Pintucked and feather stitched bonnet
 

Usually the items are hidden away in a storage room, along with many other pieces of local history. So where did the ‘collection’ come from? Well, the usual story as pieces came from local families who when a family member died, found grannies christening gown wrapped up in a trunk in the attic and no one in the family had use for it, so –oh yes, let’s give it to the historical society! The historical society then catalogued the items and noted the name of the donor, any known history and off into storage it goes with the many other items no one knows what to do with. 


Sometimes, as in the case of the exhibit I visited, someone decides to use some of the items and showcase a piece of local history, but many times the pieces are just stored and often forgotten about.  Maybe you could visit your local historical society and make enquiries as to what they might have in storage?
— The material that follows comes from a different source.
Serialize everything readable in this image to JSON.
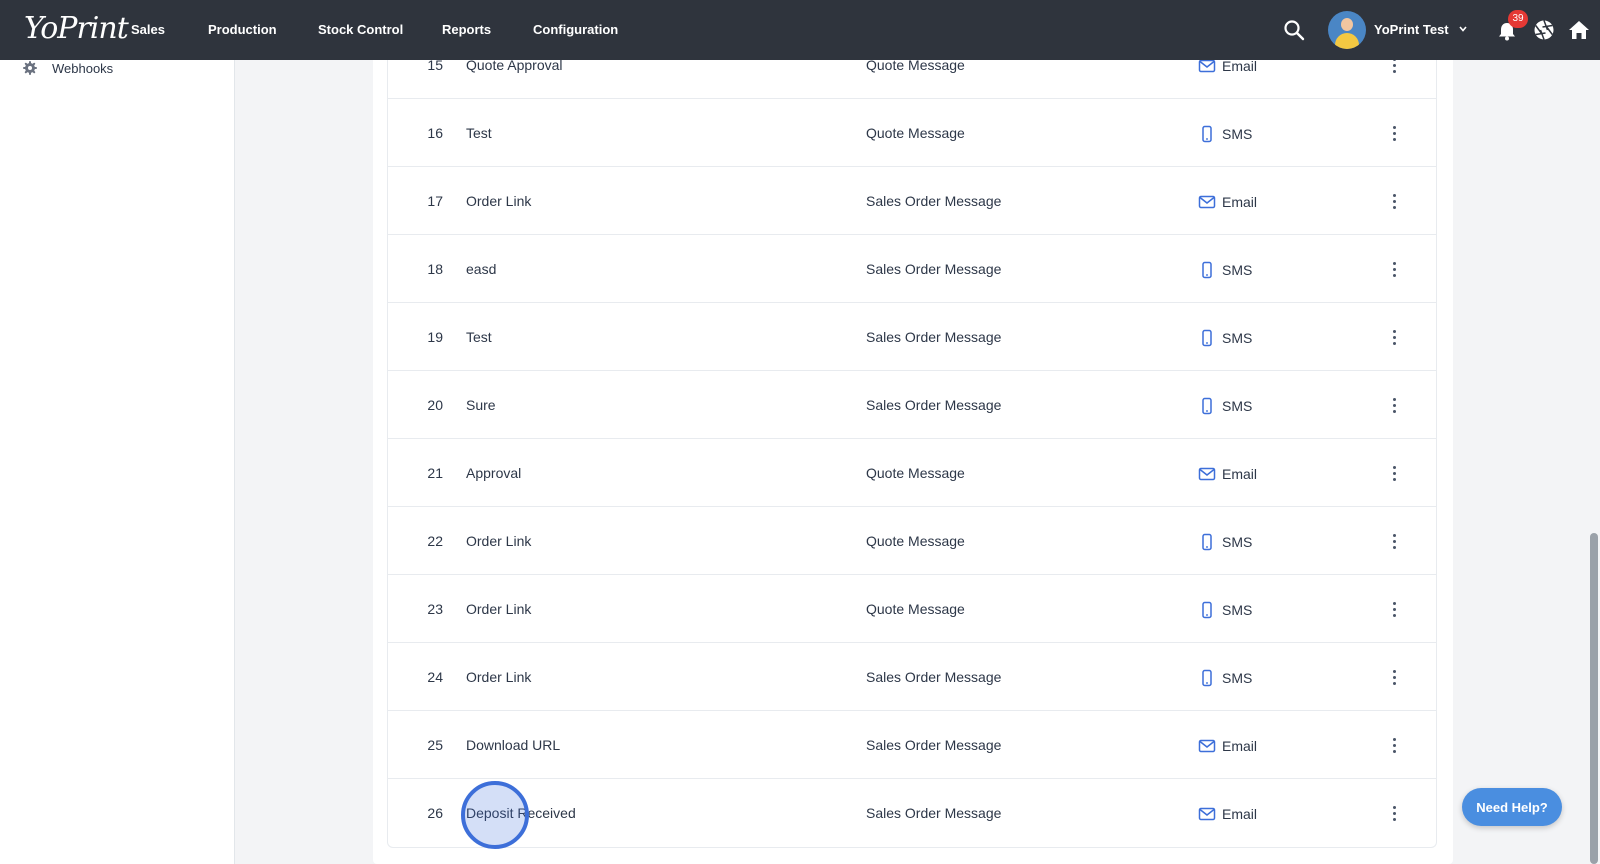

You might find some beautiful pieces and encourage them to hold a display.  They may not have as many christening gowns or heirloom pieces as the exhibit I visited, but I am sure that there are other textiles of interest, such as ladies gowns, quilts, bed linens etc. that would make an interesting display. You might find that they just need a little encouragement from a member of the public and the idea that others would like to see these pieces.
 

If the historical society holds an exhibition, you could offer to have a Smock in Public Day to coincide with the event and maybe even offer to hold a learn to smock class. Even if they do not want to set up an exhibit, maybe they would let your chapter visit and view their collections? A great chapter programme and field trip! It is a great chance to see some wonderful heirloom techniques up close and get some inspiration for your own projects. The exhibit I viewed even had a copy of a magazine with some of the embroidery designs that were used on one of the gowns on display.

The designs in these books were stitched on the gown in the previous closeup
 
So, ladies, don’t just walk or drive by the building that contains your town/local history items and dismiss it as dull and boring, pop in and make a few enquiries as you never know what hidden treasures they may have!


 
This gown was stitched by the baby's grandmother sometime between 1870 and 1900.